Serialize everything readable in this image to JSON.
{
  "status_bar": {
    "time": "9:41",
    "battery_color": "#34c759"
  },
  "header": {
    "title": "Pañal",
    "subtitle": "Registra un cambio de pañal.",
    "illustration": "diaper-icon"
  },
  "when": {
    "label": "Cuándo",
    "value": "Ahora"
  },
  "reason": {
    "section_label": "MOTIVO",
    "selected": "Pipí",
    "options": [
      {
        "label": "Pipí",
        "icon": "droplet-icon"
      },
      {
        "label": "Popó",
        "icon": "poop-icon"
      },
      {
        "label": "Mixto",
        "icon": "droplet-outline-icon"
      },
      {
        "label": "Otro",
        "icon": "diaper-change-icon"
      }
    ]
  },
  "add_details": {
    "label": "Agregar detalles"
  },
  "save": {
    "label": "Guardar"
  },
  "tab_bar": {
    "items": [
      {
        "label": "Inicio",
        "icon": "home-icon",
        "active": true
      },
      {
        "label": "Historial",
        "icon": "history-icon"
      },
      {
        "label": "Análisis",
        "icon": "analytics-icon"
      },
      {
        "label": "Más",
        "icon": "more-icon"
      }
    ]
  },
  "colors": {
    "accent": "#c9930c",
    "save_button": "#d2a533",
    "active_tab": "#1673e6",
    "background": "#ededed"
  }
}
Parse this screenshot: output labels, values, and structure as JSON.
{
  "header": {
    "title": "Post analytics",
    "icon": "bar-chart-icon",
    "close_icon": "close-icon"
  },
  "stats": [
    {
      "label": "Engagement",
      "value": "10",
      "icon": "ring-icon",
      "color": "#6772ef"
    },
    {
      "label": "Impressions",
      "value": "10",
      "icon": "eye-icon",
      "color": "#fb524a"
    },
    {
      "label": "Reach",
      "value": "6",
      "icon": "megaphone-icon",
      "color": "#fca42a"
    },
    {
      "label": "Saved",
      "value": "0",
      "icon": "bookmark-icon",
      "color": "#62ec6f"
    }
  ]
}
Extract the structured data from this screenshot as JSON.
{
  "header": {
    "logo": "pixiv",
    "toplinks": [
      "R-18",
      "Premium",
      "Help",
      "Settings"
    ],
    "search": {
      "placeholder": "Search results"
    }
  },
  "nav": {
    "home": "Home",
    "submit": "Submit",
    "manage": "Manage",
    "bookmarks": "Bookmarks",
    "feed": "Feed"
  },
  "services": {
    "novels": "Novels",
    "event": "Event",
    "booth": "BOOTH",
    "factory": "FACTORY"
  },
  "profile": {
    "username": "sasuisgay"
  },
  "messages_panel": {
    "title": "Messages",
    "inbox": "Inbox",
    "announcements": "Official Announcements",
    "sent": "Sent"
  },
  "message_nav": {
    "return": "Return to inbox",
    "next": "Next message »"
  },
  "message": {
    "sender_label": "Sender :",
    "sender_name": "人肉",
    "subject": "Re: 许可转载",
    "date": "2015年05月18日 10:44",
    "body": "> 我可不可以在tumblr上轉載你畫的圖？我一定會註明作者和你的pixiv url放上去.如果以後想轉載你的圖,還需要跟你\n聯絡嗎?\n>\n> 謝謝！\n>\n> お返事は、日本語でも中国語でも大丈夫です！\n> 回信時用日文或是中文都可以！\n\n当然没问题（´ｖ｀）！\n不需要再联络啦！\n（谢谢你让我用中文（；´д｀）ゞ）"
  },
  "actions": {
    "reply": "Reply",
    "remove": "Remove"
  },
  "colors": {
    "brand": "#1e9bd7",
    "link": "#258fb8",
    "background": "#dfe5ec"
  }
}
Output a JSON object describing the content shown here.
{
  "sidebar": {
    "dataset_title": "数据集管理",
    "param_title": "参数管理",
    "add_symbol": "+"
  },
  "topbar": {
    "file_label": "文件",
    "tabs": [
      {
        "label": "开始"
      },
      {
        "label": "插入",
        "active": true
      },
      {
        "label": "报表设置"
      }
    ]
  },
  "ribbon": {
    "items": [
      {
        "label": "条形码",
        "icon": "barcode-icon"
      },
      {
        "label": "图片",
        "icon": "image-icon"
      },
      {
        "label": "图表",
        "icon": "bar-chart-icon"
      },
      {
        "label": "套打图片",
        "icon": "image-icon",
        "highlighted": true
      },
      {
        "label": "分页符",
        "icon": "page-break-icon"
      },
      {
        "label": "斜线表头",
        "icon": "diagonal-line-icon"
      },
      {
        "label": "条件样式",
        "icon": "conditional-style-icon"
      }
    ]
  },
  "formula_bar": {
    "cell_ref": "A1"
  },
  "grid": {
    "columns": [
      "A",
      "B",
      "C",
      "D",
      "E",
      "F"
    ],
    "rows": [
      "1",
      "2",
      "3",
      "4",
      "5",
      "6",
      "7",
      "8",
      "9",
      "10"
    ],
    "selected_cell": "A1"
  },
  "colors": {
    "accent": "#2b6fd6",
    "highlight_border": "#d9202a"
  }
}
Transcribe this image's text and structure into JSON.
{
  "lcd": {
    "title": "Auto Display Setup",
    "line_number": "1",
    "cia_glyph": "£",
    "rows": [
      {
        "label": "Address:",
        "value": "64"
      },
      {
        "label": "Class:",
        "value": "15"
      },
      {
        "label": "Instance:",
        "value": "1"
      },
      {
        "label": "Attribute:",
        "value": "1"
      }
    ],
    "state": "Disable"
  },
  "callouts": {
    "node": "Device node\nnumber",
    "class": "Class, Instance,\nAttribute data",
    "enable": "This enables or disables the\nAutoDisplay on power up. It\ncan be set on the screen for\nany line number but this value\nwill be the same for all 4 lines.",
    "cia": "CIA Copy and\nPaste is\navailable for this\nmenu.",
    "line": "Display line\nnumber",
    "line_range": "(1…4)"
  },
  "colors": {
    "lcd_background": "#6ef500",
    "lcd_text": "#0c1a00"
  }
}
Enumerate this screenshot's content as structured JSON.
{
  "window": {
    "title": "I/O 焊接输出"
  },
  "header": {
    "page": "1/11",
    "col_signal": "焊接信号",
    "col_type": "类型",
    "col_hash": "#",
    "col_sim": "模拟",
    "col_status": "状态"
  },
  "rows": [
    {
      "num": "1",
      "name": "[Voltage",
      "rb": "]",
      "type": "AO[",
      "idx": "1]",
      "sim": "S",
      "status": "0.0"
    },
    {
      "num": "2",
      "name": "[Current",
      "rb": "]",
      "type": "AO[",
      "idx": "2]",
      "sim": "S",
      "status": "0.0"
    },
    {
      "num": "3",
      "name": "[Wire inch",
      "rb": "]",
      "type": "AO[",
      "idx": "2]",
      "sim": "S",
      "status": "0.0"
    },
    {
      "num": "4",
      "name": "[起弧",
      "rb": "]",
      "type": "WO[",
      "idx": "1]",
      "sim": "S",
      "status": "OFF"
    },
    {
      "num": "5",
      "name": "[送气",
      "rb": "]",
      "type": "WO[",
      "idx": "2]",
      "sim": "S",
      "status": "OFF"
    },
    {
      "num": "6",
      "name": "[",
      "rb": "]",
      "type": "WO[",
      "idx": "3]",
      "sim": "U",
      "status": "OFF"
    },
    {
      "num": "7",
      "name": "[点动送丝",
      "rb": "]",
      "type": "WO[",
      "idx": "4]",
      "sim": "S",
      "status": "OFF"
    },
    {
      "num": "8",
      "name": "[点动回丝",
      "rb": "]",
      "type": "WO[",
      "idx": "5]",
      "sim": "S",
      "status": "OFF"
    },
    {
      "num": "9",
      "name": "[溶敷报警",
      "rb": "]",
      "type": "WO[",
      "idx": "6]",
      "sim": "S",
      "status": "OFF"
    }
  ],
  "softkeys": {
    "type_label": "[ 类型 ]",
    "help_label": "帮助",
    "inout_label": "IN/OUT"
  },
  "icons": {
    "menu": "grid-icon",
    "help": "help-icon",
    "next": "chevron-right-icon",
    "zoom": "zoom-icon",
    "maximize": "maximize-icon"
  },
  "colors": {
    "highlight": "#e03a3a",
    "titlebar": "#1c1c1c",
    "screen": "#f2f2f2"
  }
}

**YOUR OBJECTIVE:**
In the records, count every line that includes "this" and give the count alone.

**REPLY TO THE TASK:**
7